== EXERCISE REQUIREMENTS ==
Nothing but the data itself, reproduced exactly, is the expected answer.
*-*-*
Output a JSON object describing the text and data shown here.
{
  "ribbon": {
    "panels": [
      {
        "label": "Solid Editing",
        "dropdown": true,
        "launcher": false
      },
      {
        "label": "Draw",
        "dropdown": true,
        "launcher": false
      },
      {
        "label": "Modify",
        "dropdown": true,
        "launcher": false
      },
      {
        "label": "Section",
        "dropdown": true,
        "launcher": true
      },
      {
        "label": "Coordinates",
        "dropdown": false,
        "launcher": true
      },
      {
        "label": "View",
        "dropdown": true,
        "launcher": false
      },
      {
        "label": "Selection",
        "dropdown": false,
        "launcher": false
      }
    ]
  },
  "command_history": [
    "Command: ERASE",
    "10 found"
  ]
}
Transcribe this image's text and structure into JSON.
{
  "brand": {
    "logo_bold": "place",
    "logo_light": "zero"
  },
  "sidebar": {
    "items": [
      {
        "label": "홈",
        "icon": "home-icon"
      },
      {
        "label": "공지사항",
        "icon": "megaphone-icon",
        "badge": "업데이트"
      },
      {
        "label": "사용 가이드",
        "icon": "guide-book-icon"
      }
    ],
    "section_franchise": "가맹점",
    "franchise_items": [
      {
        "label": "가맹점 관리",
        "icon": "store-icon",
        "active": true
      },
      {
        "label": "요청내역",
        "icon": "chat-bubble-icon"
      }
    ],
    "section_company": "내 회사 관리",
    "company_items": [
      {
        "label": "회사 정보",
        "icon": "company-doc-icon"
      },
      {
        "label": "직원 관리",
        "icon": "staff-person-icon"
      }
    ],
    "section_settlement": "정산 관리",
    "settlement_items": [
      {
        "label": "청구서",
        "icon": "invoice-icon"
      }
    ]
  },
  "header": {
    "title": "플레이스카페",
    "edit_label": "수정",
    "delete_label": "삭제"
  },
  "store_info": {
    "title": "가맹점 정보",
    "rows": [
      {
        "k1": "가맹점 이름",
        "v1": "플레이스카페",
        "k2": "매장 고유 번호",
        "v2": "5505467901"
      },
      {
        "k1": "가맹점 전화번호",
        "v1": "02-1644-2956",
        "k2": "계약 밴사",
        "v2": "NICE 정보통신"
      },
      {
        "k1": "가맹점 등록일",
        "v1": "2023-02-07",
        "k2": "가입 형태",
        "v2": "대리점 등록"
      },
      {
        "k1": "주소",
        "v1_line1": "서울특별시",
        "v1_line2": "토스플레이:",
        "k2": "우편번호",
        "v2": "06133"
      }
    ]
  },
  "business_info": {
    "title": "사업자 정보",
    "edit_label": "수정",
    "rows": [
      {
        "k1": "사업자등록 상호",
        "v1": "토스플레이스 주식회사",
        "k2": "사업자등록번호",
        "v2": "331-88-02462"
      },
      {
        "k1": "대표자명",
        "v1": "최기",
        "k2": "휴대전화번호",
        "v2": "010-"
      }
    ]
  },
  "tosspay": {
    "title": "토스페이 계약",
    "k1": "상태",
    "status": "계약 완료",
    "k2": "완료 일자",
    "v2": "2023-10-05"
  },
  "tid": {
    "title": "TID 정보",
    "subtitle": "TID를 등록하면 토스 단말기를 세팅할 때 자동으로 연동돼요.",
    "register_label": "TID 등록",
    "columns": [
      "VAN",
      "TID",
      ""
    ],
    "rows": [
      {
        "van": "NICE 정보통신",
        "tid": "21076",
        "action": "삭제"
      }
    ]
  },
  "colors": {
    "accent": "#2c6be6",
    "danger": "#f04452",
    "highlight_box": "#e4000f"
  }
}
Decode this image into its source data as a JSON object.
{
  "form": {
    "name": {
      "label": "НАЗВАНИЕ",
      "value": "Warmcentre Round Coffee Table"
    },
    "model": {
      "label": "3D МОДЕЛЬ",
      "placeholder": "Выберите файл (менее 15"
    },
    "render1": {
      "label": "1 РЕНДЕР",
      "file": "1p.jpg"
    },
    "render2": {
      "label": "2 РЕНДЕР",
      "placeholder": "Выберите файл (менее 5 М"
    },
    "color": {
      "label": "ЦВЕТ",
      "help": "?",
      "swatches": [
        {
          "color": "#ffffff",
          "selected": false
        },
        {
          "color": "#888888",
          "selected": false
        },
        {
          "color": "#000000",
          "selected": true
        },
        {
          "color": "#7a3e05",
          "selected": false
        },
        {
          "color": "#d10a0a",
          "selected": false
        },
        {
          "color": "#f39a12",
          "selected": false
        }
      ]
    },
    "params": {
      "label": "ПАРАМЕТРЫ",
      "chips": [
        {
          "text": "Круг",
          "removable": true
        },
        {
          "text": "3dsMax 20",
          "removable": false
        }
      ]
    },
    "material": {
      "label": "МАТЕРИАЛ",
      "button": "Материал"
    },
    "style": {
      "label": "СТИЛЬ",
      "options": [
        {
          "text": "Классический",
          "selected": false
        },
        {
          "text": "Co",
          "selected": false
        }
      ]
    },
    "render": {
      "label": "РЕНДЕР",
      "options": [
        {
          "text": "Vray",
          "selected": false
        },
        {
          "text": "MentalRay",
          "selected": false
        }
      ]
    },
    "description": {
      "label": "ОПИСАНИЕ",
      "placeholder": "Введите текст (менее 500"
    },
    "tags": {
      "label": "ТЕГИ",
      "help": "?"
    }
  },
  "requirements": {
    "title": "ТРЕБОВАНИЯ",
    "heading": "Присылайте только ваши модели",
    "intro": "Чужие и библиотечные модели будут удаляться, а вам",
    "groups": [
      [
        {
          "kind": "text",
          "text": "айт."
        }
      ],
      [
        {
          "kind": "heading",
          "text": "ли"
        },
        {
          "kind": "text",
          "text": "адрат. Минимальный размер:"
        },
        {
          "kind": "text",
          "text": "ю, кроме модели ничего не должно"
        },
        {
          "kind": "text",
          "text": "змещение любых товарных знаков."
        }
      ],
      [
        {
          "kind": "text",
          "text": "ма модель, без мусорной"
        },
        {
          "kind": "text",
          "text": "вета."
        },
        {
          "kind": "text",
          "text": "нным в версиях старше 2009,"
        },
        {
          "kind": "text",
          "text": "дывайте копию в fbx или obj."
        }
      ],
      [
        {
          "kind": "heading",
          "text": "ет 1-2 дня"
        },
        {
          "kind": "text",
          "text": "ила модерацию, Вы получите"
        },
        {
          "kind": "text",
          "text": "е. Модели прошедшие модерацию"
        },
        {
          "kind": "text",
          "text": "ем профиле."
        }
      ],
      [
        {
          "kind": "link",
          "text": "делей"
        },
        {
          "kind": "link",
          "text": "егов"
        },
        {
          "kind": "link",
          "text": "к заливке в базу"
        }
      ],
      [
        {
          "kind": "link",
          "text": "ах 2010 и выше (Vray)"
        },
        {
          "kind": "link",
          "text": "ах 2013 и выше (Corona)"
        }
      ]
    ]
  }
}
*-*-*
== YOUR SOLUTION ==
Output a JSON object describing the text and data shown here.
{
  "ribbon": {
    "panels": [
      {
        "label": "Solid Editing",
        "dropdown": true,
        "launcher": false
      },
      {
        "label": "Draw",
        "dropdown": true,
        "launcher": false
      },
      {
        "label": "Modify",
        "dropdown": true,
        "launcher": false
      },
      {
        "label": "Section",
        "dropdown": true,
        "launcher": true
      },
      {
        "label": "Coordinates",
        "dropdown": false,
        "launcher": true
      },
      {
        "label": "View",
        "dropdown": true,
        "launcher": false
      },
      {
        "label": "Selection",
        "dropdown": false,
        "launcher": false
      }
    ]
  },
  "command_history": [
    "Command: ERASE",
    "10 found"
  ]
}
Transcribe this image's text and structure into JSON.
{
  "brand": {
    "logo_bold": "place",
    "logo_light": "zero"
  },
  "sidebar": {
    "items": [
      {
        "label": "홈",
        "icon": "home-icon"
      },
      {
        "label": "공지사항",
        "icon": "megaphone-icon",
        "badge": "업데이트"
      },
      {
        "label": "사용 가이드",
        "icon": "guide-book-icon"
      }
    ],
    "section_franchise": "가맹점",
    "franchise_items": [
      {
        "label": "가맹점 관리",
        "icon": "store-icon",
        "active": true
      },
      {
        "label": "요청내역",
        "icon": "chat-bubble-icon"
      }
    ],
    "section_company": "내 회사 관리",
    "company_items": [
      {
        "label": "회사 정보",
        "icon": "company-doc-icon"
      },
      {
        "label": "직원 관리",
        "icon": "staff-person-icon"
      }
    ],
    "section_settlement": "정산 관리",
    "settlement_items": [
      {
        "label": "청구서",
        "icon": "invoice-icon"
      }
    ]
  },
  "header": {
    "title": "플레이스카페",
    "edit_label": "수정",
    "delete_label": "삭제"
  },
  "store_info": {
    "title": "가맹점 정보",
    "rows": [
      {
        "k1": "가맹점 이름",
        "v1": "플레이스카페",
        "k2": "매장 고유 번호",
        "v2": "5505467901"
      },
      {
        "k1": "가맹점 전화번호",
        "v1": "02-1644-2956",
        "k2": "계약 밴사",
        "v2": "NICE 정보통신"
      },
      {
        "k1": "가맹점 등록일",
        "v1": "2023-02-07",
        "k2": "가입 형태",
        "v2": "대리점 등록"
      },
      {
        "k1": "주소",
        "v1_line1": "서울특별시",
        "v1_line2": "토스플레이:",
        "k2": "우편번호",
        "v2": "06133"
      }
    ]
  },
  "business_info": {
    "title": "사업자 정보",
    "edit_label": "수정",
    "rows": [
      {
        "k1": "사업자등록 상호",
        "v1": "토스플레이스 주식회사",
        "k2": "사업자등록번호",
        "v2": "331-88-02462"
      },
      {
        "k1": "대표자명",
        "v1": "최기",
        "k2": "휴대전화번호",
        "v2": "010-"
      }
    ]
  },
  "tosspay": {
    "title": "토스페이 계약",
    "k1": "상태",
    "status": "계약 완료",
    "k2": "완료 일자",
    "v2": "2023-10-05"
  },
  "tid": {
    "title": "TID 정보",
    "subtitle": "TID를 등록하면 토스 단말기를 세팅할 때 자동으로 연동돼요.",
    "register_label": "TID 등록",
    "columns": [
      "VAN",
      "TID",
      ""
    ],
    "rows": [
      {
        "van": "NICE 정보통신",
        "tid": "21076",
        "action": "삭제"
      }
    ]
  },
  "colors": {
    "accent": "#2c6be6",
    "danger": "#f04452",
    "highlight_box": "#e4000f"
  }
}
Decode this image into its source data as a JSON object.
{
  "form": {
    "name": {
      "label": "НАЗВАНИЕ",
      "value": "Warmcentre Round Coffee Table"
    },
    "model": {
      "label": "3D МОДЕЛЬ",
      "placeholder": "Выберите файл (менее 15"
    },
    "render1": {
      "label": "1 РЕНДЕР",
      "file": "1p.jpg"
    },
    "render2": {
      "label": "2 РЕНДЕР",
      "placeholder": "Выберите файл (менее 5 М"
    },
    "color": {
      "label": "ЦВЕТ",
      "help": "?",
      "swatches": [
        {
          "color": "#ffffff",
          "selected": false
        },
        {
          "color": "#888888",
          "selected": false
        },
        {
          "color": "#000000",
          "selected": true
        },
        {
          "color": "#7a3e05",
          "selected": false
        },
        {
          "color": "#d10a0a",
          "selected": false
        },
        {
          "color": "#f39a12",
          "selected": false
        }
      ]
    },
    "params": {
      "label": "ПАРАМЕТРЫ",
      "chips": [
        {
          "text": "Круг",
          "removable": true
        },
        {
          "text": "3dsMax 20",
          "removable": false
        }
      ]
    },
    "material": {
      "label": "МАТЕРИАЛ",
      "button": "Материал"
    },
    "style": {
      "label": "СТИЛЬ",
      "options": [
        {
          "text": "Классический",
          "selected": false
        },
        {
          "text": "Co",
          "selected": false
        }
      ]
    },
    "render": {
      "label": "РЕНДЕР",
      "options": [
        {
          "text": "Vray",
          "selected": false
        },
        {
          "text": "MentalRay",
          "selected": false
        }
      ]
    },
    "description": {
      "label": "ОПИСАНИЕ",
      "placeholder": "Введите текст (менее 500"
    },
    "tags": {
      "label": "ТЕГИ",
      "help": "?"
    }
  },
  "requirements": {
    "title": "ТРЕБОВАНИЯ",
    "heading": "Присылайте только ваши модели",
    "intro": "Чужие и библиотечные модели будут удаляться, а вам",
    "groups": [
      [
        {
          "kind": "text",
          "text": "айт."
        }
      ],
      [
        {
          "kind": "heading",
          "text": "ли"
        },
        {
          "kind": "text",
          "text": "адрат. Минимальный размер:"
        },
        {
          "kind": "text",
          "text": "ю, кроме модели ничего не должно"
        },
        {
          "kind": "text",
          "text": "змещение любых товарных знаков."
        }
      ],
      [
        {
          "kind": "text",
          "text": "ма модель, без мусорной"
        },
        {
          "kind": "text",
          "text": "вета."
        },
        {
          "kind": "text",
          "text": "нным в версиях старше 2009,"
        },
        {
          "kind": "text",
          "text": "дывайте копию в fbx или obj."
        }
      ],
      [
        {
          "kind": "heading",
          "text": "ет 1-2 дня"
        },
        {
          "kind": "text",
          "text": "ила модерацию, Вы получите"
        },
        {
          "kind": "text",
          "text": "е. Модели прошедшие модерацию"
        },
        {
          "kind": "text",
          "text": "ем профиле."
        }
      ],
      [
        {
          "kind": "link",
          "text": "делей"
        },
        {
          "kind": "link",
          "text": "егов"
        },
        {
          "kind": "link",
          "text": "к заливке в базу"
        }
      ],
      [
        {
          "kind": "link",
          "text": "ах 2010 и выше (Vray)"
        },
        {
          "kind": "link",
          "text": "ах 2013 и выше (Corona)"
        }
      ]
    ]
  }
}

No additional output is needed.